In Russian, a date (year) is followed by the word "year", so 2023 is 2023год or 2023г. Some czarist coins are dated this way. Perhaps the Croatian dot has the same function as the Russian г?

Peter
An unidentified coin is a piece of metal. An identified coin is a piece of history.

natko

It's really very simple.

In Croatian language years are ordinal numbers. Because we say in speech "two thousand and twenty third (year)" or simply "twenty third". Ordinal numbers are written in Croatian with a dot. E.g. "3rd" will be written simply - "3.".

So it is grammatical indeed but it's not an abbreviation. In Russian год means year and similarly in Croatian is godina. We can sometimes write 2023. g., in a more formal writing.

Back to coins, yes, 1993 doesn't have a dot, all of the others do have it. It was considered incorrect, although the idea of the artist was to show years more symmetrically.

<k>

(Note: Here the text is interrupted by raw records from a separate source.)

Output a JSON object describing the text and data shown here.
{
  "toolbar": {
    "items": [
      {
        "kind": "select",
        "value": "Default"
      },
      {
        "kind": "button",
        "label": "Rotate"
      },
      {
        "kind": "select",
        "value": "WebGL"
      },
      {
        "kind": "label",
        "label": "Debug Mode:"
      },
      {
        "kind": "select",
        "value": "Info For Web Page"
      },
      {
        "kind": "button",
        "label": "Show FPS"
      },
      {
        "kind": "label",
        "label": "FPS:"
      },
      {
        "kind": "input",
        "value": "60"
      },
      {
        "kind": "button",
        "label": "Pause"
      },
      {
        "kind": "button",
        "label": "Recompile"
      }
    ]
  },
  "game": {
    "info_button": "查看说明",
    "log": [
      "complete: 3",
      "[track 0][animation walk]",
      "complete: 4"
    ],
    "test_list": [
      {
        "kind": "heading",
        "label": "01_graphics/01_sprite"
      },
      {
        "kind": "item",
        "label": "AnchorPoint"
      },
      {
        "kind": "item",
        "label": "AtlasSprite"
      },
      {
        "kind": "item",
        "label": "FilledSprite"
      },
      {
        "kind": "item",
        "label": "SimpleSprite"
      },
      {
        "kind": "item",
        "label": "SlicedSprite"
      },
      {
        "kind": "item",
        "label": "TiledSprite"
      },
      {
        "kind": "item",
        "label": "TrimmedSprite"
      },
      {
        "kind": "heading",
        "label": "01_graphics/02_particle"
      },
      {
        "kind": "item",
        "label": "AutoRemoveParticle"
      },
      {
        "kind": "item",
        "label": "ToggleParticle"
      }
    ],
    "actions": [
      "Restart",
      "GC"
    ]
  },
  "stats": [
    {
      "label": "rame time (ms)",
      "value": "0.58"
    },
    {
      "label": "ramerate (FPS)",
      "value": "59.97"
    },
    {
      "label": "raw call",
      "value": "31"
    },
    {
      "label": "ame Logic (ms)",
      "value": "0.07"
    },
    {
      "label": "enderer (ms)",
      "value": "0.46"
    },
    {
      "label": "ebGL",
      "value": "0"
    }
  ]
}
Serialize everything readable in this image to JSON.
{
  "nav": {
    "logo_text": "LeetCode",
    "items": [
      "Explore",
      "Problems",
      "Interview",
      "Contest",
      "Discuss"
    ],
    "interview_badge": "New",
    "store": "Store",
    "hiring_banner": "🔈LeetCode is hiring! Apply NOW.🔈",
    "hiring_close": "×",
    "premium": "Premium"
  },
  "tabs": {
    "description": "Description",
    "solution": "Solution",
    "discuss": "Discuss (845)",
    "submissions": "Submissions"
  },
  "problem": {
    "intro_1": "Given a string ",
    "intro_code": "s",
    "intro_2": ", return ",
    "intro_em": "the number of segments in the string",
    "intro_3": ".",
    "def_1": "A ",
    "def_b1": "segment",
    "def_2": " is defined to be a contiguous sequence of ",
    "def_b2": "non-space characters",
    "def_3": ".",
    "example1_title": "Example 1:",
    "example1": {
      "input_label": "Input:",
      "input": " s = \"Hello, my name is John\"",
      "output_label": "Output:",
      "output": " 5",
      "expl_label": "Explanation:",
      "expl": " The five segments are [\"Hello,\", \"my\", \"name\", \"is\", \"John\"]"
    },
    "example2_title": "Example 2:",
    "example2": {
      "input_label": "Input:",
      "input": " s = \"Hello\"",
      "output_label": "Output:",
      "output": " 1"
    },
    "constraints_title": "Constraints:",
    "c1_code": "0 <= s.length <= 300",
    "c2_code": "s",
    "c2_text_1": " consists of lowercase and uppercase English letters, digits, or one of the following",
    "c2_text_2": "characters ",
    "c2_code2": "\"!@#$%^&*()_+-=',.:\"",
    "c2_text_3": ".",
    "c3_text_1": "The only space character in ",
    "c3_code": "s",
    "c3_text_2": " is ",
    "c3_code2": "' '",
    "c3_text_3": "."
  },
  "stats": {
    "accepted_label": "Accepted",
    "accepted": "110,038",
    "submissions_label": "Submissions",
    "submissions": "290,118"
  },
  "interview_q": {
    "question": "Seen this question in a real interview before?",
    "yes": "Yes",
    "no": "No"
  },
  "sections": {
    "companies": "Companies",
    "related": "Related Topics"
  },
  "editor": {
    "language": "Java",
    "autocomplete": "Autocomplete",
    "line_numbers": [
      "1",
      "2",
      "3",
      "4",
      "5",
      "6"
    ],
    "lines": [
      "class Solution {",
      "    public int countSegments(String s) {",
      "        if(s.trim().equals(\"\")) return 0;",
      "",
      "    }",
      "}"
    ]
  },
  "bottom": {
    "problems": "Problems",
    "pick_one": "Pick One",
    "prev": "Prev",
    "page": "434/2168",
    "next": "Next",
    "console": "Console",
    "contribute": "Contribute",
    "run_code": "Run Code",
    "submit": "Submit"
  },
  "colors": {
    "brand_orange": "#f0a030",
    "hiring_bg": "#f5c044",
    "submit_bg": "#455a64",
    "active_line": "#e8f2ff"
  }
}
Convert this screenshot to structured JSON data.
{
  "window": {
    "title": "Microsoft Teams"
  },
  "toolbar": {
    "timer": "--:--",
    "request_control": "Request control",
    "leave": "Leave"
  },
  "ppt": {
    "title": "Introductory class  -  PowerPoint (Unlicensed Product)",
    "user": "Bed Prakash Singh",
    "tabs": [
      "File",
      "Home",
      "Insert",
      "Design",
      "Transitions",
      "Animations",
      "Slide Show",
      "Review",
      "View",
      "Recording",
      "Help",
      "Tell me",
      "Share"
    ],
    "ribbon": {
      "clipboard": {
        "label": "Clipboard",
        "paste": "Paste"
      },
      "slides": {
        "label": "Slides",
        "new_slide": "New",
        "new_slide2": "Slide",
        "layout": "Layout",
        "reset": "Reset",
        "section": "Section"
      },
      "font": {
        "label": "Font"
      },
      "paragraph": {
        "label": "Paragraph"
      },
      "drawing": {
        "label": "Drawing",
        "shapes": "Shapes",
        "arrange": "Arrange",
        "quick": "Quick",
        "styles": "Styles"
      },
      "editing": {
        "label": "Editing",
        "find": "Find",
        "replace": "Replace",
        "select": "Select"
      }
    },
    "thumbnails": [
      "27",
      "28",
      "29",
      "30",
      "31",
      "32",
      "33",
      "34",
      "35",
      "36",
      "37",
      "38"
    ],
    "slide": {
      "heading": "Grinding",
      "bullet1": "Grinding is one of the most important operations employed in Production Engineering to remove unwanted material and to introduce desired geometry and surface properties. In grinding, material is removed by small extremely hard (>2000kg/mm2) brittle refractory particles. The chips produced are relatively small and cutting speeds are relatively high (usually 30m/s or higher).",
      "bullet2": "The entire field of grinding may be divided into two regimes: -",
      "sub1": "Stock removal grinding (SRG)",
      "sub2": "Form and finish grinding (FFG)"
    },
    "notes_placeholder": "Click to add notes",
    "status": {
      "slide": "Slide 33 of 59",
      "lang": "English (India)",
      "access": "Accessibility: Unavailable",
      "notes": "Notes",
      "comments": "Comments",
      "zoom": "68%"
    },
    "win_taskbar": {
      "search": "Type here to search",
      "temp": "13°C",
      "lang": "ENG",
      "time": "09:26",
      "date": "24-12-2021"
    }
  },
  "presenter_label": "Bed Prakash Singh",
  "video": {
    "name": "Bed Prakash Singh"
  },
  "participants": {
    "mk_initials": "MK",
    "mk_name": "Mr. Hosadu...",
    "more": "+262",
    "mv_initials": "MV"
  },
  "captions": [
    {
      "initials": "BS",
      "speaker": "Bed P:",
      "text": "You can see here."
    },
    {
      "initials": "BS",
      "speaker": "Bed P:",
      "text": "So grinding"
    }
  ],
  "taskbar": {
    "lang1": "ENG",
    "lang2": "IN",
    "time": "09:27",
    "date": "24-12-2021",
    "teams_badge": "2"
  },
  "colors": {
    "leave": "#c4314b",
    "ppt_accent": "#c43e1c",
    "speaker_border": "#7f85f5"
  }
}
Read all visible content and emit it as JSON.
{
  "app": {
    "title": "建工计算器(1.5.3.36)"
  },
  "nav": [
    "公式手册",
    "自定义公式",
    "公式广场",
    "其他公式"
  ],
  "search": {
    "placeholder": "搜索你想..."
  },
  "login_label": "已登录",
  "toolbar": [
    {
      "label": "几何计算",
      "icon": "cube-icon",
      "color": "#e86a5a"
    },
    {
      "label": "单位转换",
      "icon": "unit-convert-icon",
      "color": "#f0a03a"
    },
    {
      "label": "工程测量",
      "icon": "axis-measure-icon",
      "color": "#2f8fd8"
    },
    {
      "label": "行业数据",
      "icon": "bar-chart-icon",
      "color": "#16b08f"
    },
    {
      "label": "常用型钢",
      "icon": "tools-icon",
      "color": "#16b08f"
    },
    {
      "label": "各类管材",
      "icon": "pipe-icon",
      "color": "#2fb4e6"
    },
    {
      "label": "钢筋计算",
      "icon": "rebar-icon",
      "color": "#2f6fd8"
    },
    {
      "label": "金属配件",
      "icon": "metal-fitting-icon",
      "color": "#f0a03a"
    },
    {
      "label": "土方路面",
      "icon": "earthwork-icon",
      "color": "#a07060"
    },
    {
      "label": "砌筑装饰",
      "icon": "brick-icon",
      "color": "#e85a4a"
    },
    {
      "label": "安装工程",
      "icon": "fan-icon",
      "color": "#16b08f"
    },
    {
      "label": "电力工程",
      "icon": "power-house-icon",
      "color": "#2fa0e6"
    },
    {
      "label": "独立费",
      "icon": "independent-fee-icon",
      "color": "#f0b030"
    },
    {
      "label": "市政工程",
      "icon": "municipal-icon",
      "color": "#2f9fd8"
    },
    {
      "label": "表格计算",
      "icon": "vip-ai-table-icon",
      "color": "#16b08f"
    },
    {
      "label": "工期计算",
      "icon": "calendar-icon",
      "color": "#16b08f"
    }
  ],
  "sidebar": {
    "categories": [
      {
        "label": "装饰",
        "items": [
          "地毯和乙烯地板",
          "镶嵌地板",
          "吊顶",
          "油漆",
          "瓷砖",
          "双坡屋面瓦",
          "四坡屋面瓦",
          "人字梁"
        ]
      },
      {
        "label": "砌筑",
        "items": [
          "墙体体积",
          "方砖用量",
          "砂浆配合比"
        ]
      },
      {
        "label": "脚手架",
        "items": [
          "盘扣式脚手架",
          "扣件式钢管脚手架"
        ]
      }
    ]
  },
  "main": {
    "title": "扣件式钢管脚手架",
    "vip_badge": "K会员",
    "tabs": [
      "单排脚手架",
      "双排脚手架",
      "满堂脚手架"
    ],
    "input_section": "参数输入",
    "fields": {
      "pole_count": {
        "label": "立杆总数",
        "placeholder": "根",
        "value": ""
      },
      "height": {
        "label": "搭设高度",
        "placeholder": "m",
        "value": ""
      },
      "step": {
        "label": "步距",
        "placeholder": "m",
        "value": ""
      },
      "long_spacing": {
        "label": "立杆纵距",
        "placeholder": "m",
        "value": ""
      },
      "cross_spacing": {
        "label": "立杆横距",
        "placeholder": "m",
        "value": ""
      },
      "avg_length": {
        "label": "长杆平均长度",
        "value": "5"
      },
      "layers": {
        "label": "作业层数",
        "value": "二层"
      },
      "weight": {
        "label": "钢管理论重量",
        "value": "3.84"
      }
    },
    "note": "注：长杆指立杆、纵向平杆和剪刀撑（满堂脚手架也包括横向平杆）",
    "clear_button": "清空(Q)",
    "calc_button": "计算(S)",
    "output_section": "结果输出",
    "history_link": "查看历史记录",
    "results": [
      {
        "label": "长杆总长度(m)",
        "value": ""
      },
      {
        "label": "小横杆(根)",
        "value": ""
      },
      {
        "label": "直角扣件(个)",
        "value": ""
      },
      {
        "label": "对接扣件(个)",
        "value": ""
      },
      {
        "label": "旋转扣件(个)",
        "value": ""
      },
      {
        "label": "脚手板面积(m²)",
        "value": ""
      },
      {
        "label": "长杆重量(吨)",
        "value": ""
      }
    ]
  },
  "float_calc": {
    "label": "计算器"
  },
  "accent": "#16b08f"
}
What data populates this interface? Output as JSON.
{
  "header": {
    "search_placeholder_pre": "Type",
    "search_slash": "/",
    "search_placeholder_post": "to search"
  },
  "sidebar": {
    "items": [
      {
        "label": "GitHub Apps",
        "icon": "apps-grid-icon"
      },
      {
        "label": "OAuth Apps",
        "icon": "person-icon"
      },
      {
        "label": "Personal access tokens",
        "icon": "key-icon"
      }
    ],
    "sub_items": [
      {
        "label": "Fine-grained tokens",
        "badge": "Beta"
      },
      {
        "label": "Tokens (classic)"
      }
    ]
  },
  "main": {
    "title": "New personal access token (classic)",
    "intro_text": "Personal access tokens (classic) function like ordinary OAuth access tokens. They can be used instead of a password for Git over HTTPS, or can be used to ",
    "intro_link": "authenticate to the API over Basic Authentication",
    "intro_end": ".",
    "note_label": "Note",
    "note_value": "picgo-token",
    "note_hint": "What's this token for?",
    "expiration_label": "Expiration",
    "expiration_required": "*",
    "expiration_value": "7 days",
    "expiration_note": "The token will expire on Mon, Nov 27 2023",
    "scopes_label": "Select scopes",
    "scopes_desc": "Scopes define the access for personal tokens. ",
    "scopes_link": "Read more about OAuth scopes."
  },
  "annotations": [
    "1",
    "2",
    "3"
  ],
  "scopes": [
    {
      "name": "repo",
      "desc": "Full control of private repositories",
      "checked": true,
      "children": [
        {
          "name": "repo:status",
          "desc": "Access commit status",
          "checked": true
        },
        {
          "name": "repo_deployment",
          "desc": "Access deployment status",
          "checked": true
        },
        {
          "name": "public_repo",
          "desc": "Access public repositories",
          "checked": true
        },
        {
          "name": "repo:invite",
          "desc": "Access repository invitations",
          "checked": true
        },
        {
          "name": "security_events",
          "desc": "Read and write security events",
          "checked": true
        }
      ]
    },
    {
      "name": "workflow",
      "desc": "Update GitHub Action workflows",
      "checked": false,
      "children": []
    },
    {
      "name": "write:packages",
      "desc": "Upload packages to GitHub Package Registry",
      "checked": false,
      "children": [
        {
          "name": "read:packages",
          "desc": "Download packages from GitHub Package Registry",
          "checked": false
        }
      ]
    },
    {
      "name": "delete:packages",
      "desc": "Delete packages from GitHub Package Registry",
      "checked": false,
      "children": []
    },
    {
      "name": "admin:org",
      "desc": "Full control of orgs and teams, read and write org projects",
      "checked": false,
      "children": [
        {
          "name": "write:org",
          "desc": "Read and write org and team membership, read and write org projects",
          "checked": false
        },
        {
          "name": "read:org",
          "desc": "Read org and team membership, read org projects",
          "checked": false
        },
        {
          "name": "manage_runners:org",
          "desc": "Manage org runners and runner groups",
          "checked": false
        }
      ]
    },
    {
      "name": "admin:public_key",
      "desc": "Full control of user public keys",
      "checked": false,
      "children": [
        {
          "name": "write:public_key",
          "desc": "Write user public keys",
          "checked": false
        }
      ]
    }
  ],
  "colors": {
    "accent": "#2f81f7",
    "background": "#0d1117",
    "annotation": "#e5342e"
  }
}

Quote from: natko on February 15, 2023, 08:42:25 PMIn Croatian language years are ordinal numbers. Because we say in speech "two thousand and twenty third (year)" or simply "twenty third". Ordinal numbers are written in Croatian with a dot. E.g. "3rd" will be written simply - "3.".

I see. That's like the way that the Germans write days of the month: "15. Februar" means 15th February. But they do not do the same with years.

QuoteBack to coins, yes, 1993 doesn't have a dot, all of the others do have it. It was considered incorrect, although the idea of the artist was to show years more symmetrically.

So it was indeed an anomaly. But I assume that the coin is not rare.
Visit the website of The Royal Mint Museum.

See: The Royal Mint Museum.